What to do>
Reproduce all of the records word for word, omitting the pictures.

### Exercise inputs ###

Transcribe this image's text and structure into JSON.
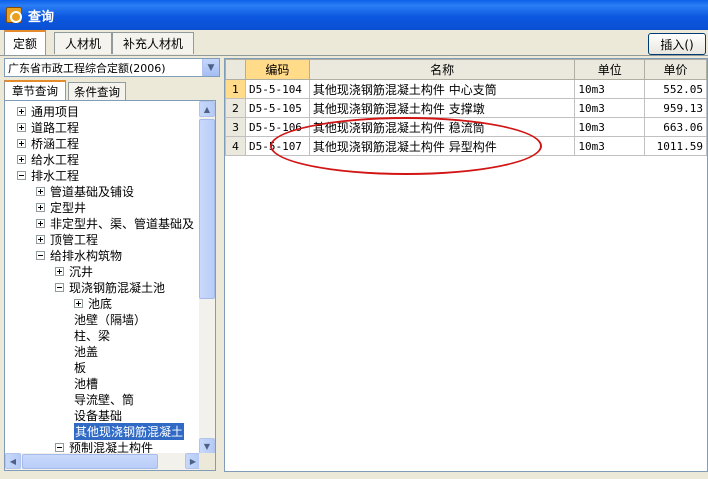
{
  "window": {
    "title": "查询"
  },
  "tabs": [
    {
      "label": "定额"
    },
    {
      "label": "人材机"
    },
    {
      "label": "补充人材机"
    }
  ],
  "toolbar": {
    "insert_label": "插入()"
  },
  "quota_library": {
    "selected": "广东省市政工程综合定额(2006)"
  },
  "search_tabs": [
    {
      "label": "章节查询"
    },
    {
      "label": "条件查询"
    }
  ],
  "tree": [
    {
      "label": "通用项目",
      "depth": 0,
      "expander": "plus"
    },
    {
      "label": "道路工程",
      "depth": 0,
      "expander": "plus"
    },
    {
      "label": "桥涵工程",
      "depth": 0,
      "expander": "plus"
    },
    {
      "label": "给水工程",
      "depth": 0,
      "expander": "plus"
    },
    {
      "label": "排水工程",
      "depth": 0,
      "expander": "minus"
    },
    {
      "label": "管道基础及铺设",
      "depth": 1,
      "expander": "plus"
    },
    {
      "label": "定型井",
      "depth": 1,
      "expander": "plus"
    },
    {
      "label": "非定型井、渠、管道基础及",
      "depth": 1,
      "expander": "plus"
    },
    {
      "label": "顶管工程",
      "depth": 1,
      "expander": "plus"
    },
    {
      "label": "给排水构筑物",
      "depth": 1,
      "expander": "minus"
    },
    {
      "label": "沉井",
      "depth": 2,
      "expander": "plus"
    },
    {
      "label": "现浇钢筋混凝土池",
      "depth": 2,
      "expander": "minus"
    },
    {
      "label": "池底",
      "depth": 3,
      "expander": "plus"
    },
    {
      "label": "池壁（隔墙）",
      "depth": 3,
      "expander": "none"
    },
    {
      "label": "柱、梁",
      "depth": 3,
      "expander": "none"
    },
    {
      "label": "池盖",
      "depth": 3,
      "expander": "none"
    },
    {
      "label": "板",
      "depth": 3,
      "expander": "none"
    },
    {
      "label": "池槽",
      "depth": 3,
      "expander": "none"
    },
    {
      "label": "导流壁、筒",
      "depth": 3,
      "expander": "none"
    },
    {
      "label": "设备基础",
      "depth": 3,
      "expander": "none"
    },
    {
      "label": "其他现浇钢筋混凝土",
      "depth": 3,
      "expander": "none",
      "selected": true
    },
    {
      "label": "预制混凝土构件",
      "depth": 2,
      "expander": "minus"
    }
  ],
  "grid": {
    "columns": [
      "编码",
      "名称",
      "单位",
      "单价"
    ],
    "rows": [
      {
        "index": "1",
        "code": "D5-5-104",
        "name": "其他现浇钢筋混凝土构件 中心支筒",
        "unit": "10m3",
        "price": "552.05"
      },
      {
        "index": "2",
        "code": "D5-5-105",
        "name": "其他现浇钢筋混凝土构件 支撑墩",
        "unit": "10m3",
        "price": "959.13"
      },
      {
        "index": "3",
        "code": "D5-5-106",
        "name": "其他现浇钢筋混凝土构件 稳流筒",
        "unit": "10m3",
        "price": "663.06"
      },
      {
        "index": "4",
        "code": "D5-5-107",
        "name": "其他现浇钢筋混凝土构件 异型构件",
        "unit": "10m3",
        "price": "1011.59"
      }
    ]
  },
  "colors": {
    "title_bar": "#0a5fe8",
    "selection": "#316ac5",
    "annotation": "#d21414",
    "tab_accent": "#e68b2c"
  }
}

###

Response to this exercise>
Transcribe this image's text and structure into JSON.
{
  "window": {
    "title": "查询"
  },
  "tabs": [
    {
      "label": "定额"
    },
    {
      "label": "人材机"
    },
    {
      "label": "补充人材机"
    }
  ],
  "toolbar": {
    "insert_label": "插入()"
  },
  "quota_library": {
    "selected": "广东省市政工程综合定额(2006)"
  },
  "search_tabs": [
    {
      "label": "章节查询"
    },
    {
      "label": "条件查询"
    }
  ],
  "tree": [
    {
      "label": "通用项目",
      "depth": 0,
      "expander": "plus"
    },
    {
      "label": "道路工程",
      "depth": 0,
      "expander": "plus"
    },
    {
      "label": "桥涵工程",
      "depth": 0,
      "expander": "plus"
    },
    {
      "label": "给水工程",
      "depth": 0,
      "expander": "plus"
    },
    {
      "label": "排水工程",
      "depth": 0,
      "expander": "minus"
    },
    {
      "label": "管道基础及铺设",
      "depth": 1,
      "expander": "plus"
    },
    {
      "label": "定型井",
      "depth": 1,
      "expander": "plus"
    },
    {
      "label": "非定型井、渠、管道基础及",
      "depth": 1,
      "expander": "plus"
    },
    {
      "label": "顶管工程",
      "depth": 1,
      "expander": "plus"
    },
    {
      "label": "给排水构筑物",
      "depth": 1,
      "expander": "minus"
    },
    {
      "label": "沉井",
      "depth": 2,
      "expander": "plus"
    },
    {
      "label": "现浇钢筋混凝土池",
      "depth": 2,
      "expander": "minus"
    },
    {
      "label": "池底",
      "depth": 3,
      "expander": "plus"
    },
    {
      "label": "池壁（隔墙）",
      "depth": 3,
      "expander": "none"
    },
    {
      "label": "柱、梁",
      "depth": 3,
      "expander": "none"
    },
    {
      "label": "池盖",
      "depth": 3,
      "expander": "none"
    },
    {
      "label": "板",
      "depth": 3,
      "expander": "none"
    },
    {
      "label": "池槽",
      "depth": 3,
      "expander": "none"
    },
    {
      "label": "导流壁、筒",
      "depth": 3,
      "expander": "none"
    },
    {
      "label": "设备基础",
      "depth": 3,
      "expander": "none"
    },
    {
      "label": "其他现浇钢筋混凝土",
      "depth": 3,
      "expander": "none",
      "selected": true
    },
    {
      "label": "预制混凝土构件",
      "depth": 2,
      "expander": "minus"
    }
  ],
  "grid": {
    "columns": [
      "编码",
      "名称",
      "单位",
      "单价"
    ],
    "rows": [
      {
        "index": "1",
        "code": "D5-5-104",
        "name": "其他现浇钢筋混凝土构件 中心支筒",
        "unit": "10m3",
        "price": "552.05"
      },
      {
        "index": "2",
        "code": "D5-5-105",
        "name": "其他现浇钢筋混凝土构件 支撑墩",
        "unit": "10m3",
        "price": "959.13"
      },
      {
        "index": "3",
        "code": "D5-5-106",
        "name": "其他现浇钢筋混凝土构件 稳流筒",
        "unit": "10m3",
        "price": "663.06"
      },
      {
        "index": "4",
        "code": "D5-5-107",
        "name": "其他现浇钢筋混凝土构件 异型构件",
        "unit": "10m3",
        "price": "1011.59"
      }
    ]
  },
  "colors": {
    "title_bar": "#0a5fe8",
    "selection": "#316ac5",
    "annotation": "#d21414",
    "tab_accent": "#e68b2c"
  }
}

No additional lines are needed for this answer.